TASK INPUT —
== Segment start ==
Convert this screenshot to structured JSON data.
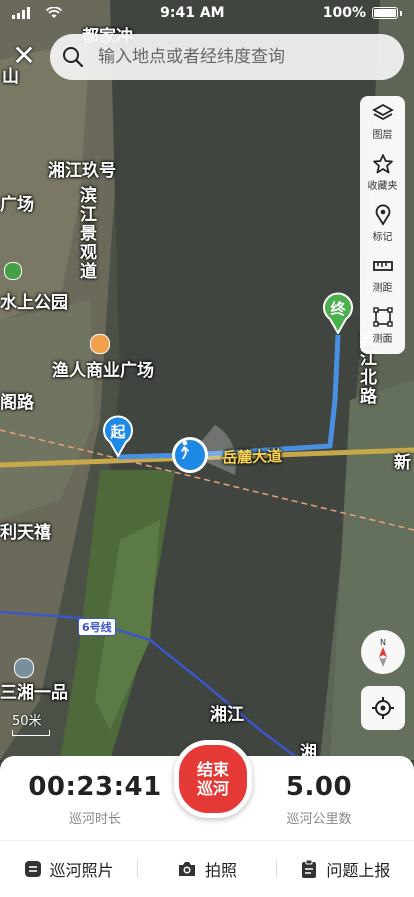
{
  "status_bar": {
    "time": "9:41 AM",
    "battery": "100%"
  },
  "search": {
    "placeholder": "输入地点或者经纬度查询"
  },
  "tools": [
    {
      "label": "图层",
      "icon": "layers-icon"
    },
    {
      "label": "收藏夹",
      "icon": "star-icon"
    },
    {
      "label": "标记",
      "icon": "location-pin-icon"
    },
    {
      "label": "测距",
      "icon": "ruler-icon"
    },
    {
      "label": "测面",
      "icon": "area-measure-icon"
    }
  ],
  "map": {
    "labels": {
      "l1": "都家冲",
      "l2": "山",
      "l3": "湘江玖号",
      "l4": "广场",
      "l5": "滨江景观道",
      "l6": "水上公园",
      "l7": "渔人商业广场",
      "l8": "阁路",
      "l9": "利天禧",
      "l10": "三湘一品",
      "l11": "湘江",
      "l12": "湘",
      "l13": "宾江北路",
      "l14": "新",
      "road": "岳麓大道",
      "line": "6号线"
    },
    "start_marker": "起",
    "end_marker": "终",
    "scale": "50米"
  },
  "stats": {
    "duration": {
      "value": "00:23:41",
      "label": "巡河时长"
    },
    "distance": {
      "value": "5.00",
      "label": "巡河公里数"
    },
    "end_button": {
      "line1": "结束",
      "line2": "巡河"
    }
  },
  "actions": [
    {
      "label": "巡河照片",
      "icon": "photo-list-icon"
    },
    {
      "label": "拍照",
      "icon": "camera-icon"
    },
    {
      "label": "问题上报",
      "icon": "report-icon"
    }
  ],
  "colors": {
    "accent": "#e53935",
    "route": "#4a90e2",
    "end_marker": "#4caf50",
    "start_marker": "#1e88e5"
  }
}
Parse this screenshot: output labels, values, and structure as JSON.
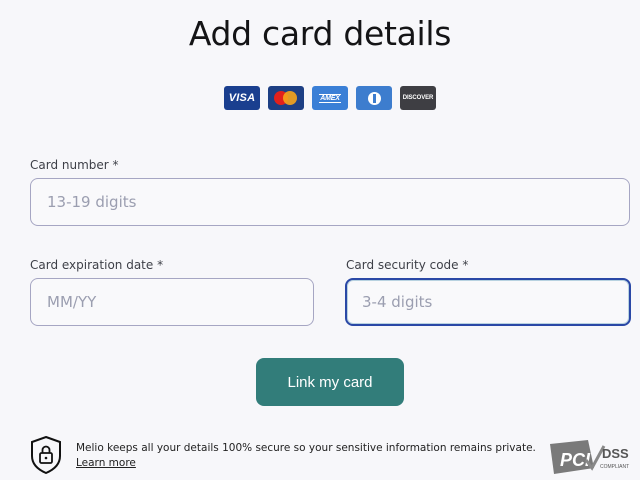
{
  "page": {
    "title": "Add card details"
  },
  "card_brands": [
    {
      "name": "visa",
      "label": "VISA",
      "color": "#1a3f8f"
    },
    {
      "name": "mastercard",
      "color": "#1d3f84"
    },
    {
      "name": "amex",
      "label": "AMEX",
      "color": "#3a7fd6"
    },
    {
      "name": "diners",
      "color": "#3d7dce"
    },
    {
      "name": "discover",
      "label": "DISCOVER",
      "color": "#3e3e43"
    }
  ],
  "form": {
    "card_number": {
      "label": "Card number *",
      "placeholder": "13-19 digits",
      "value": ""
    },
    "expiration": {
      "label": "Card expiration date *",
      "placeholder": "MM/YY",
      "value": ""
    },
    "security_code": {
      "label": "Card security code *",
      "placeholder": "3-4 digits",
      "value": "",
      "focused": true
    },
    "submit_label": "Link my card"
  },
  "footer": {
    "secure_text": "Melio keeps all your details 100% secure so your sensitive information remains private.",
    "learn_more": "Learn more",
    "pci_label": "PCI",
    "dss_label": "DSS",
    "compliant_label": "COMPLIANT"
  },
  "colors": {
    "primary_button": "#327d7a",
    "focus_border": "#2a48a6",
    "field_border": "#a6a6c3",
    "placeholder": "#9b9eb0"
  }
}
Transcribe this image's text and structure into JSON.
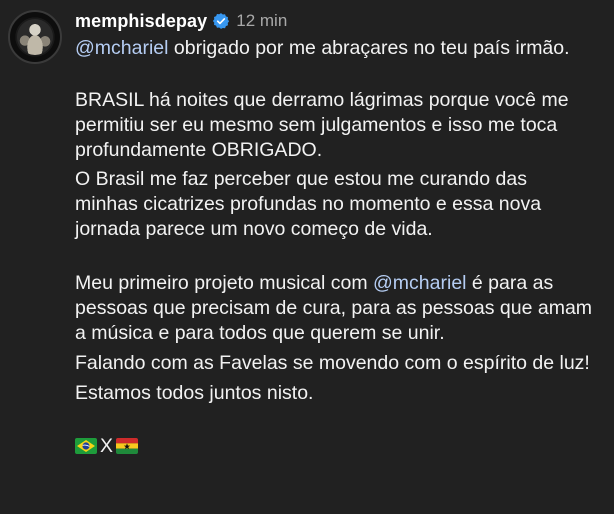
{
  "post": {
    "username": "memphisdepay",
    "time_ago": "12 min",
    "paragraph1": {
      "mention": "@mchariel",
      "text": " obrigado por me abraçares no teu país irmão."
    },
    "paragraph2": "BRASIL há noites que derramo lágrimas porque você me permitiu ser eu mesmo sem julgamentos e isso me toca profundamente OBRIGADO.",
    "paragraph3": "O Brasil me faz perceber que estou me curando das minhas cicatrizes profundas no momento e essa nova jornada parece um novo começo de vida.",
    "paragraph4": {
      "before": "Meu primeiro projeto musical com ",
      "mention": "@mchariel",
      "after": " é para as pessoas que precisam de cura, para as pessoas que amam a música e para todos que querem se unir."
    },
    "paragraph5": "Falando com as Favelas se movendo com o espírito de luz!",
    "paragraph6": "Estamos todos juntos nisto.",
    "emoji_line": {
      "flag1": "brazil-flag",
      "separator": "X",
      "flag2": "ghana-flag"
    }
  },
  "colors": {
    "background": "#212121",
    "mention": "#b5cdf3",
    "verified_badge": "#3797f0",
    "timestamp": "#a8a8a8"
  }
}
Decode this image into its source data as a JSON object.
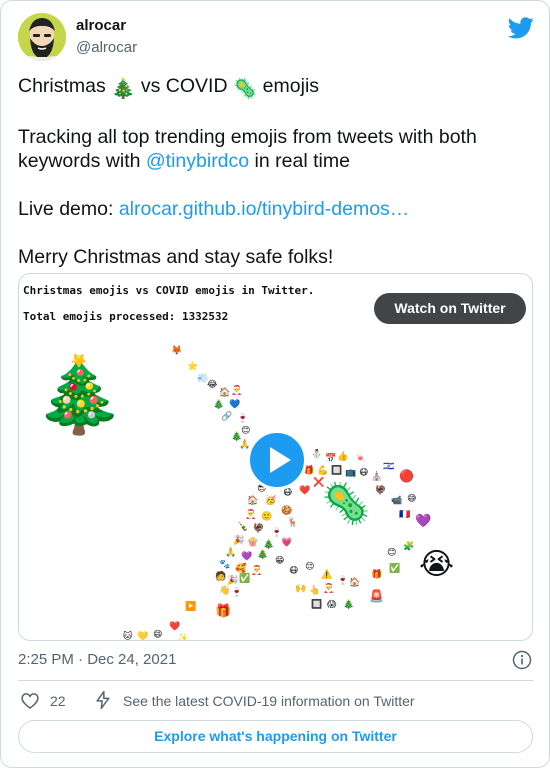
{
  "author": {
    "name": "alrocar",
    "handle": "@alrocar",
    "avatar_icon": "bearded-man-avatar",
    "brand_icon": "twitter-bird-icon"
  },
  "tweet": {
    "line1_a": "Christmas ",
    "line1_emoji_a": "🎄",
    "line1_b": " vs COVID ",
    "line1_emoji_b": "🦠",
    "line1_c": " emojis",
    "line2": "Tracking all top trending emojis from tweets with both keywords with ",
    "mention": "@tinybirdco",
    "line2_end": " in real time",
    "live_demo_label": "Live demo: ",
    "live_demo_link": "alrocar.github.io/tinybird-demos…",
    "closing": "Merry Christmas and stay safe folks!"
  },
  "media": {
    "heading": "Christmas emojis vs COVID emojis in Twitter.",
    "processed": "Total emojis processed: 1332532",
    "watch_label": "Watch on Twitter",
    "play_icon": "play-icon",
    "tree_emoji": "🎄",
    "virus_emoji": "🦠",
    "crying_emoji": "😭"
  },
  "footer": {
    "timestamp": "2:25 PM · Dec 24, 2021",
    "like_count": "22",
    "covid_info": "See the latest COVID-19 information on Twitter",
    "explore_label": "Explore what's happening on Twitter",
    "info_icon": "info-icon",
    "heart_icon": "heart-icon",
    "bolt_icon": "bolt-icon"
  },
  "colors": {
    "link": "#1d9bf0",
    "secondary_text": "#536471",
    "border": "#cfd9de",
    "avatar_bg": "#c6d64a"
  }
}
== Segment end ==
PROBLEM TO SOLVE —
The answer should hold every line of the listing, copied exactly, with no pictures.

RESULT OF THIS EXERCISE —
Convert this screenshot to structured JSON data.
{
  "status_bar": {
    "time": "9:41 AM",
    "battery": "100%"
  },
  "search": {
    "placeholder": "输入地点或者经纬度查询"
  },
  "tools": [
    {
      "label": "图层",
      "icon": "layers-icon"
    },
    {
      "label": "收藏夹",
      "icon": "star-icon"
    },
    {
      "label": "标记",
      "icon": "location-pin-icon"
    },
    {
      "label": "测距",
      "icon": "ruler-icon"
    },
    {
      "label": "测面",
      "icon": "area-measure-icon"
    }
  ],
  "map": {
    "labels": {
      "l1": "都家冲",
      "l2": "山",
      "l3": "湘江玖号",
      "l4": "广场",
      "l5": "滨江景观道",
      "l6": "水上公园",
      "l7": "渔人商业广场",
      "l8": "阁路",
      "l9": "利天禧",
      "l10": "三湘一品",
      "l11": "湘江",
      "l12": "湘",
      "l13": "宾江北路",
      "l14": "新",
      "road": "岳麓大道",
      "line": "6号线"
    },
    "start_marker": "起",
    "end_marker": "终",
    "scale": "50米"
  },
  "stats": {
    "duration": {
      "value": "00:23:41",
      "label": "巡河时长"
    },
    "distance": {
      "value": "5.00",
      "label": "巡河公里数"
    },
    "end_button": {
      "line1": "结束",
      "line2": "巡河"
    }
  },
  "actions": [
    {
      "label": "巡河照片",
      "icon": "photo-list-icon"
    },
    {
      "label": "拍照",
      "icon": "camera-icon"
    },
    {
      "label": "问题上报",
      "icon": "report-icon"
    }
  ],
  "colors": {
    "accent": "#e53935",
    "route": "#4a90e2",
    "end_marker": "#4caf50",
    "start_marker": "#1e88e5"
  }
}
Parse this screenshot: output labels, values, and structure as JSON.
{
  "page": {
    "title": "Add card details"
  },
  "card_brands": [
    {
      "name": "visa",
      "label": "VISA",
      "color": "#1a3f8f"
    },
    {
      "name": "mastercard",
      "color": "#1d3f84"
    },
    {
      "name": "amex",
      "label": "AMEX",
      "color": "#3a7fd6"
    },
    {
      "name": "diners",
      "color": "#3d7dce"
    },
    {
      "name": "discover",
      "label": "DISCOVER",
      "color": "#3e3e43"
    }
  ],
  "form": {
    "card_number": {
      "label": "Card number *",
      "placeholder": "13-19 digits",
      "value": ""
    },
    "expiration": {
      "label": "Card expiration date *",
      "placeholder": "MM/YY",
      "value": ""
    },
    "security_code": {
      "label": "Card security code *",
      "placeholder": "3-4 digits",
      "value": "",
      "focused": true
    },
    "submit_label": "Link my card"
  },
  "footer": {
    "secure_text": "Melio keeps all your details 100% secure so your sensitive information remains private.",
    "learn_more": "Learn more",
    "pci_label": "PCI",
    "dss_label": "DSS",
    "compliant_label": "COMPLIANT"
  },
  "colors": {
    "primary_button": "#327d7a",
    "focus_border": "#2a48a6",
    "field_border": "#a6a6c3",
    "placeholder": "#9b9eb0"
  }
}
Transcribe this image's text and structure into JSON.
{
  "post": {
    "username": "memphisdepay",
    "time_ago": "12 min",
    "paragraph1": {
      "mention": "@mchariel",
      "text": " obrigado por me abraçares no teu país irmão."
    },
    "paragraph2": "BRASIL há noites que derramo lágrimas porque você me permitiu ser eu mesmo sem julgamentos e isso me toca profundamente OBRIGADO.",
    "paragraph3": "O Brasil me faz perceber que estou me curando das minhas cicatrizes profundas no momento e essa nova jornada parece um novo começo de vida.",
    "paragraph4": {
      "before": "Meu primeiro projeto musical com ",
      "mention": "@mchariel",
      "after": " é para as pessoas que precisam de cura, para as pessoas que amam a música e para todos que querem se unir."
    },
    "paragraph5": "Falando com as Favelas se movendo com o espírito de luz!",
    "paragraph6": "Estamos todos juntos nisto.",
    "emoji_line": {
      "flag1": "brazil-flag",
      "separator": "X",
      "flag2": "ghana-flag"
    }
  },
  "colors": {
    "background": "#212121",
    "mention": "#b5cdf3",
    "verified_badge": "#3797f0",
    "timestamp": "#a8a8a8"
  }
}
Decode this image into its source data as a JSON object.
{
  "author": {
    "name": "alrocar",
    "handle": "@alrocar",
    "avatar_icon": "bearded-man-avatar",
    "brand_icon": "twitter-bird-icon"
  },
  "tweet": {
    "line1_a": "Christmas ",
    "line1_emoji_a": "🎄",
    "line1_b": " vs COVID ",
    "line1_emoji_b": "🦠",
    "line1_c": " emojis",
    "line2": "Tracking all top trending emojis from tweets with both keywords with ",
    "mention": "@tinybirdco",
    "line2_end": " in real time",
    "live_demo_label": "Live demo: ",
    "live_demo_link": "alrocar.github.io/tinybird-demos…",
    "closing": "Merry Christmas and stay safe folks!"
  },
  "media": {
    "heading": "Christmas emojis vs COVID emojis in Twitter.",
    "processed": "Total emojis processed: 1332532",
    "watch_label": "Watch on Twitter",
    "play_icon": "play-icon",
    "tree_emoji": "🎄",
    "virus_emoji": "🦠",
    "crying_emoji": "😭"
  },
  "footer": {
    "timestamp": "2:25 PM · Dec 24, 2021",
    "like_count": "22",
    "covid_info": "See the latest COVID-19 information on Twitter",
    "explore_label": "Explore what's happening on Twitter",
    "info_icon": "info-icon",
    "heart_icon": "heart-icon",
    "bolt_icon": "bolt-icon"
  },
  "colors": {
    "link": "#1d9bf0",
    "secondary_text": "#536471",
    "border": "#cfd9de",
    "avatar_bg": "#c6d64a"
  }
}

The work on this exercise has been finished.